In the Pacific such was the enormity of the logistics requirements that a single squadron, the Hawaii-based VR-11, boasted a complement of 1,000 pilots, and at the height of the war all NATS aircraft in that theater logged 320.000 miles per week. The array of cargo delivered included equipment, personnel, and, most importantly for G.I.s, millions of pounds of mail. As the island-hopping campaign progressed, flight nurses became integral parts of the crews on some VR aircraft employed for casualty evacuation, with some personnel from VR-11 selected to man a new squadron, Air Transport Evacuation Squadron (VRE) 1. During the Okinawa campaign, VRE-1 aircraft covered nearly 1.25 million miles in evacuating nearly 10,000 casualties from the embattled island to hospitals on Guam.
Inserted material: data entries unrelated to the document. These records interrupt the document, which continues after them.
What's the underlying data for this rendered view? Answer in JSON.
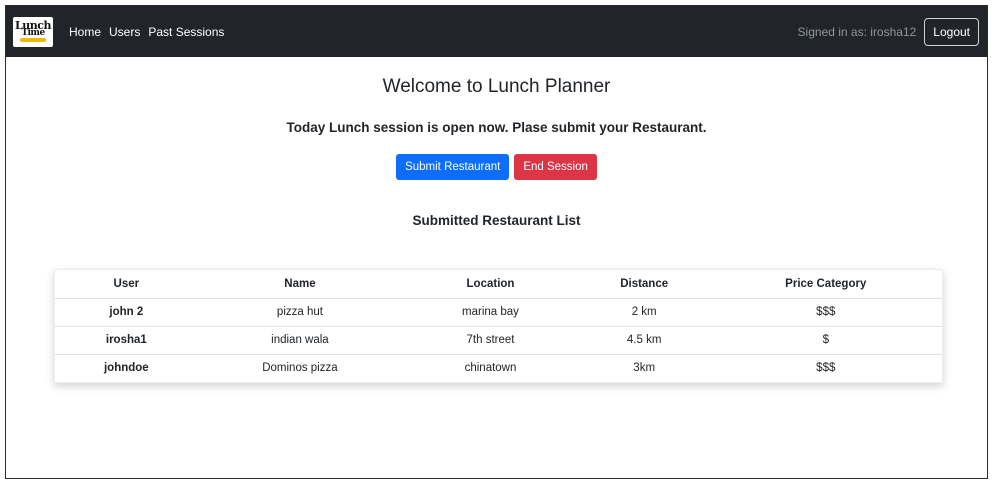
{
  "navbar": {
    "logo": {
      "line1": "Lunch",
      "line2": "Time"
    },
    "links": [
      {
        "label": "Home"
      },
      {
        "label": "Users"
      },
      {
        "label": "Past Sessions"
      }
    ],
    "signed_in_text": "Signed in as: irosha12",
    "logout_label": "Logout",
    "background_color": "#212529"
  },
  "main": {
    "title": "Welcome to Lunch Planner",
    "session_message": "Today Lunch session is open now. Plase submit your Restaurant.",
    "buttons": {
      "submit_label": "Submit Restaurant",
      "submit_color": "#0d6efd",
      "end_label": "End Session",
      "end_color": "#dc3545"
    },
    "list_title": "Submitted Restaurant List"
  },
  "table": {
    "headers": [
      "User",
      "Name",
      "Location",
      "Distance",
      "Price Category"
    ],
    "rows": [
      {
        "user": "john 2",
        "name": "pizza hut",
        "location": "marina bay",
        "distance": "2 km",
        "price": "$$$"
      },
      {
        "user": "irosha1",
        "name": "indian wala",
        "location": "7th street",
        "distance": "4.5 km",
        "price": "$"
      },
      {
        "user": "johndoe",
        "name": "Dominos pizza",
        "location": "chinatown",
        "distance": "3km",
        "price": "$$$"
      }
    ]
  }
}
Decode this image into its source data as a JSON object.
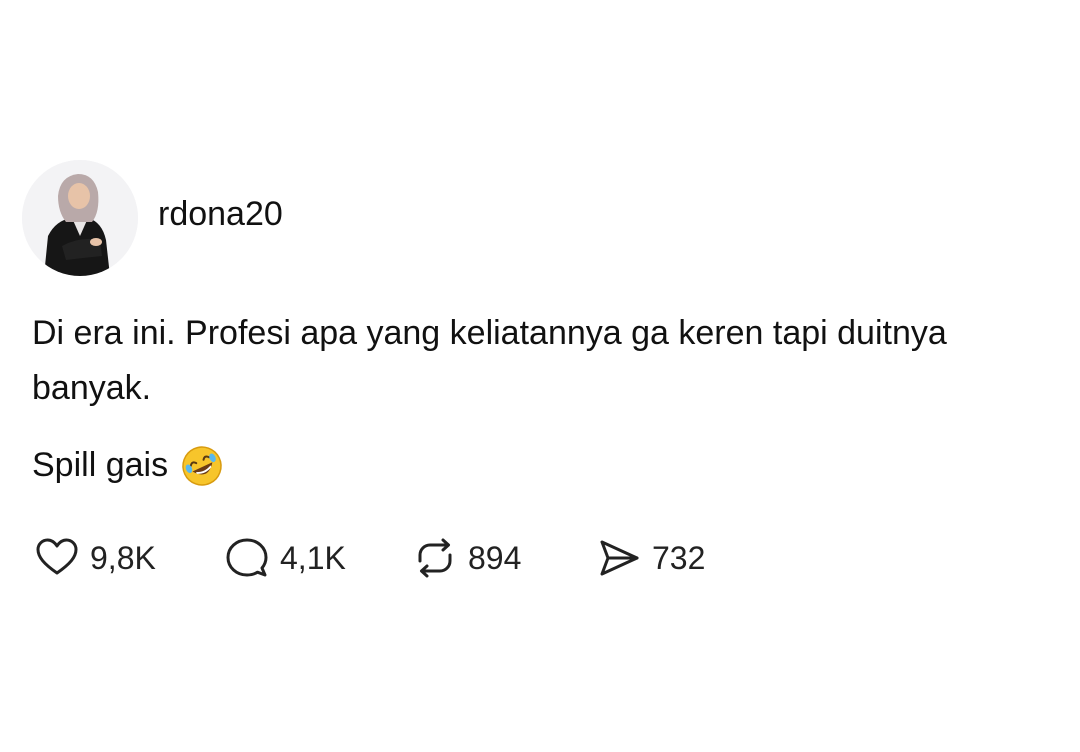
{
  "post": {
    "username": "rdona20",
    "text_line1": "Di era ini. Profesi apa yang keliatannya ga keren tapi duitnya banyak.",
    "text_line2": "Spill gais",
    "emoji": "rolling-on-floor-laughing-emoji"
  },
  "actions": {
    "likes": "9,8K",
    "replies": "4,1K",
    "reposts": "894",
    "shares": "732"
  },
  "icons": {
    "like": "heart-icon",
    "reply": "speech-bubble-icon",
    "repost": "repost-icon",
    "share": "send-icon"
  },
  "colors": {
    "text": "#111111",
    "icon": "#222222",
    "background": "#ffffff"
  }
}
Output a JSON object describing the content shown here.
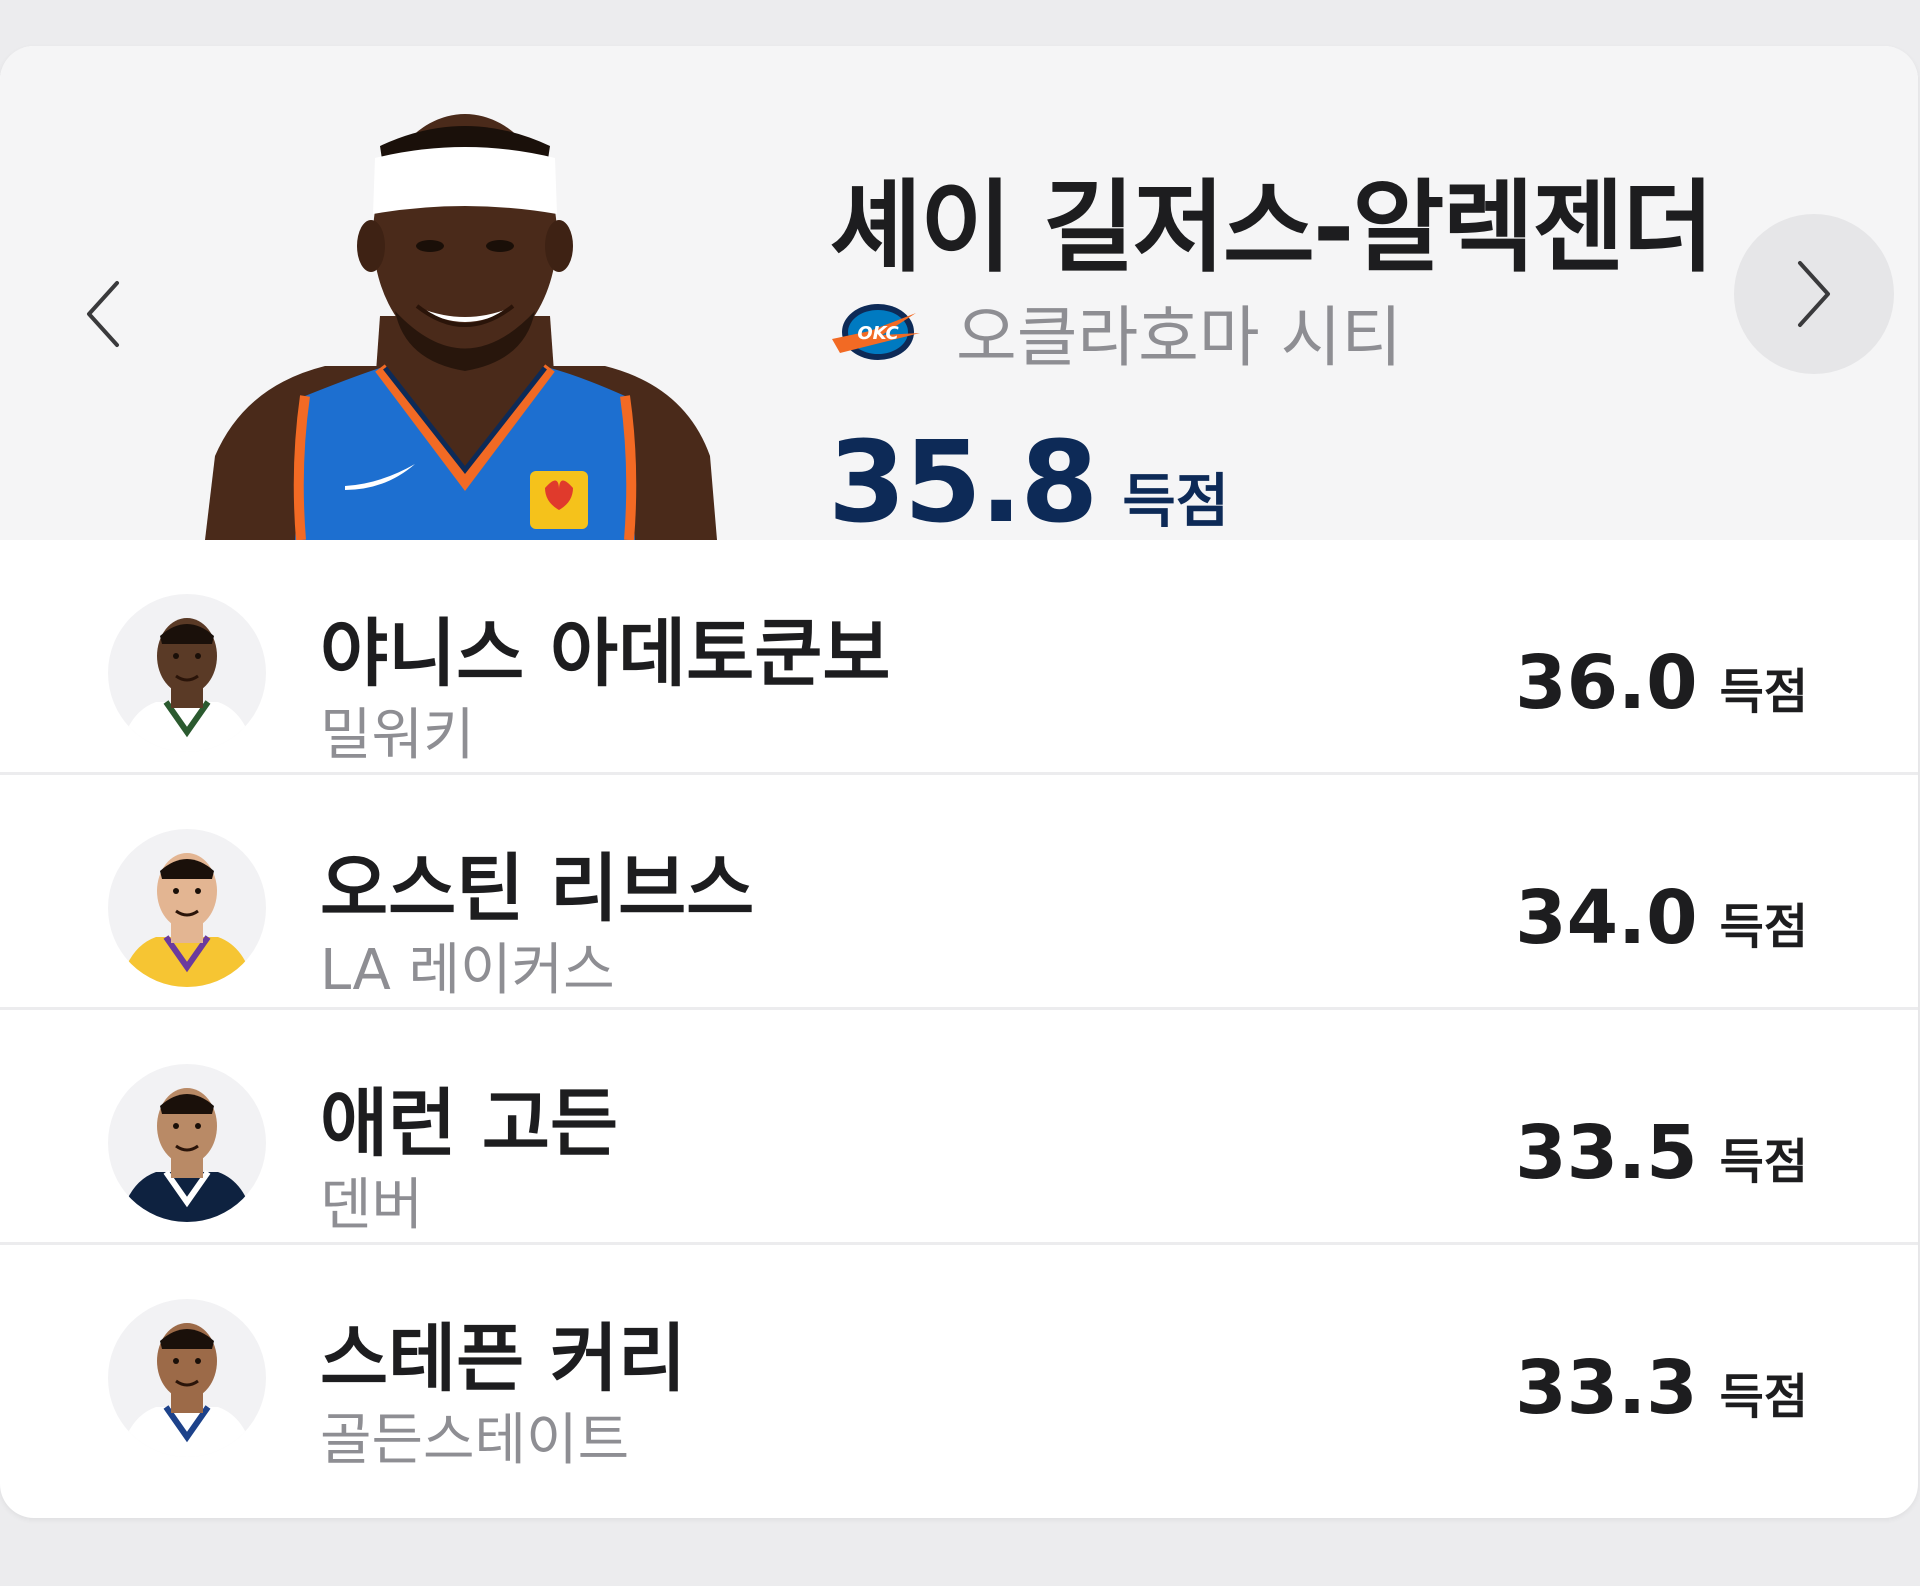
{
  "featured": {
    "name": "셰이 길저스-알렉젠더",
    "team": "오클라호마 시티",
    "team_logo_icon": "okc-thunder-logo-icon",
    "value": "35.8",
    "unit": "득점",
    "jersey_color": "#1d6fd0"
  },
  "nav": {
    "prev_icon": "chevron-left-icon",
    "next_icon": "chevron-right-icon"
  },
  "players": [
    {
      "name": "야니스 아데토쿤보",
      "team": "밀워키",
      "value": "36.0",
      "unit": "득점",
      "jersey_color": "#ffffff",
      "trim_color": "#2b5a2f",
      "skin": "#5a3a26"
    },
    {
      "name": "오스틴 리브스",
      "team": "LA 레이커스",
      "value": "34.0",
      "unit": "득점",
      "jersey_color": "#f6c533",
      "trim_color": "#6b3a9e",
      "skin": "#e3b592"
    },
    {
      "name": "애런 고든",
      "team": "덴버",
      "value": "33.5",
      "unit": "득점",
      "jersey_color": "#0e2240",
      "trim_color": "#ffffff",
      "skin": "#b98a66"
    },
    {
      "name": "스테픈 커리",
      "team": "골든스테이트",
      "value": "33.3",
      "unit": "득점",
      "jersey_color": "#ffffff",
      "trim_color": "#1d428a",
      "skin": "#9c6a48"
    }
  ]
}
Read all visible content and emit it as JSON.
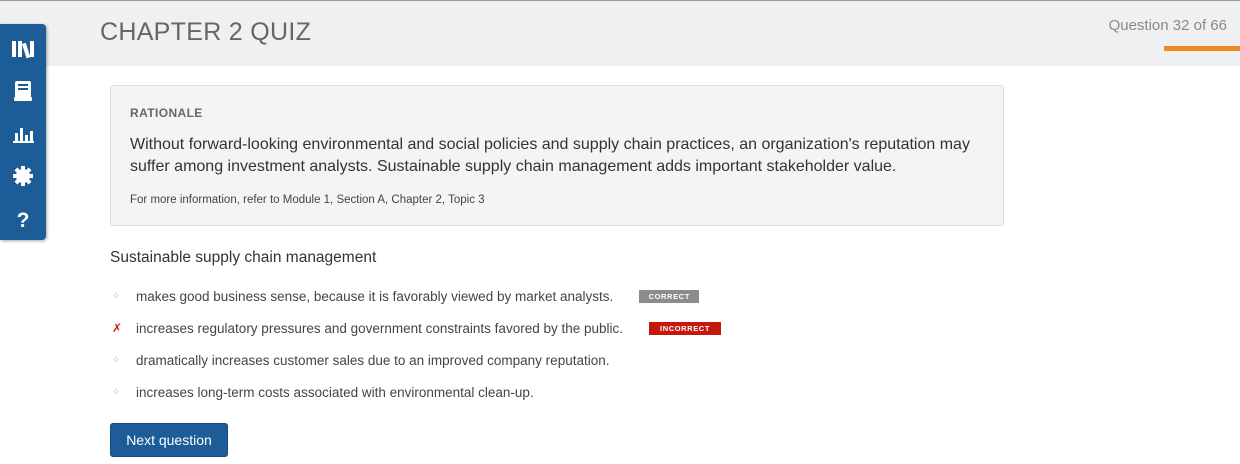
{
  "header": {
    "title": "CHAPTER 2 QUIZ",
    "question_counter": "Question 32 of 66"
  },
  "sidebar": {
    "items": [
      {
        "icon": "library-icon"
      },
      {
        "icon": "flashcards-icon"
      },
      {
        "icon": "chart-icon"
      },
      {
        "icon": "settings-icon"
      },
      {
        "icon": "help-icon"
      }
    ]
  },
  "rationale": {
    "heading": "RATIONALE",
    "body": "Without forward-looking environmental and social policies and supply chain practices, an organization's reputation may suffer among investment analysts. Sustainable supply chain management adds important stakeholder value.",
    "reference": "For more information, refer to Module 1, Section A, Chapter 2, Topic 3"
  },
  "question": {
    "text": "Sustainable supply chain management",
    "answers": [
      {
        "marker": "✧",
        "text": "makes good business sense, because it is favorably viewed by market analysts.",
        "badge": "CORRECT"
      },
      {
        "marker": "✗",
        "text": "increases regulatory pressures and government constraints favored by the public.",
        "badge": "INCORRECT"
      },
      {
        "marker": "✧",
        "text": "dramatically increases customer sales due to an improved company reputation."
      },
      {
        "marker": "✧",
        "text": "increases long-term costs associated with environmental clean-up."
      }
    ]
  },
  "actions": {
    "next_label": "Next question"
  },
  "colors": {
    "brand_blue": "#1d5d97",
    "progress_orange": "#ef8a22",
    "incorrect_red": "#c4180f",
    "correct_gray": "#8c8c8c"
  }
}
The end of World War II brought the beginning of the end for NATS. The command survived until July 1, 1948, when after six and one half years of operations, it was disestablished after its squadrons had been consolidated with the Air Force Air Transport Command to form the Military Air Transport Service (MATS). Though VR squadron aircraft no longer had “Naval Air Transport Service” painted on their fuselages, their foundation would always be in that organization formed in the darkest days of World War II that was a lifeline for victory on the front lines of battle.